[Opening Listed records section]

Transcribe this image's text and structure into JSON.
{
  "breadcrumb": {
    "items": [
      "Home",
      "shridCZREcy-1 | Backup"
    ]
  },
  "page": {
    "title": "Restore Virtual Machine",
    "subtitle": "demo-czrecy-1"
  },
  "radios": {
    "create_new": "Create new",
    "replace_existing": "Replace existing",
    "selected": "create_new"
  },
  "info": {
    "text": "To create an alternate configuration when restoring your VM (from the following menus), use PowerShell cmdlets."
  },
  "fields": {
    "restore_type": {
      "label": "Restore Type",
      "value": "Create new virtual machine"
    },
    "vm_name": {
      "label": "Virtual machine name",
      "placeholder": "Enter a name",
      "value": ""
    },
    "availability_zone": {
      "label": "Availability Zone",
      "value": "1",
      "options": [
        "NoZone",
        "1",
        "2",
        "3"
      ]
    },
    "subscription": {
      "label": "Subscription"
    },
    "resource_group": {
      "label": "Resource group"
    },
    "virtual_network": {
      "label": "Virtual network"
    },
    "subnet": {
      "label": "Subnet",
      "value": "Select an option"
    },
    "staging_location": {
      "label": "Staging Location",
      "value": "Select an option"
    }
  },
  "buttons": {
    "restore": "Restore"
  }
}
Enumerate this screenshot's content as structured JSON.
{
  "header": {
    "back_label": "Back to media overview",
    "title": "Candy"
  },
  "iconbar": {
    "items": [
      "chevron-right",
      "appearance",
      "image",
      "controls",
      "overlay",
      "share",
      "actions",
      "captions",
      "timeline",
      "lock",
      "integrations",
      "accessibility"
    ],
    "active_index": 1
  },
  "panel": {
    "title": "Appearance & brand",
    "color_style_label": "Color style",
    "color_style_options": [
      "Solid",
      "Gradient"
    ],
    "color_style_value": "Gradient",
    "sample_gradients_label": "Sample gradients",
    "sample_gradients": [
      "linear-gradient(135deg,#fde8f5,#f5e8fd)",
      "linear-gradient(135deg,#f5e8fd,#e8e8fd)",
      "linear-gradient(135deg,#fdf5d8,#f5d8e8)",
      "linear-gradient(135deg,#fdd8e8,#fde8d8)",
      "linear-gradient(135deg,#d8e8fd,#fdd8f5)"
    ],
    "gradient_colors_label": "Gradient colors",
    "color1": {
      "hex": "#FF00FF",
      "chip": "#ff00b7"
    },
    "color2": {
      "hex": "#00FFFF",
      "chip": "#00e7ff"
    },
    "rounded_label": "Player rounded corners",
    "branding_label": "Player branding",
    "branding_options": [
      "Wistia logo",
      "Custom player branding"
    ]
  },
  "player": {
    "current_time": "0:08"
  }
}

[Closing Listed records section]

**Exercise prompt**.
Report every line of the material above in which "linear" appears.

**Exercise result**.
      "linear-gradient(135deg,#fde8f5,#f5e8fd)",
      "linear-gradient(135deg,#f5e8fd,#e8e8fd)",
      "linear-gradient(135deg,#fdf5d8,#f5d8e8)",
      "linear-gradient(135deg,#fdd8e8,#fde8d8)",
      "linear-gradient(135deg,#d8e8fd,#fdd8f5)"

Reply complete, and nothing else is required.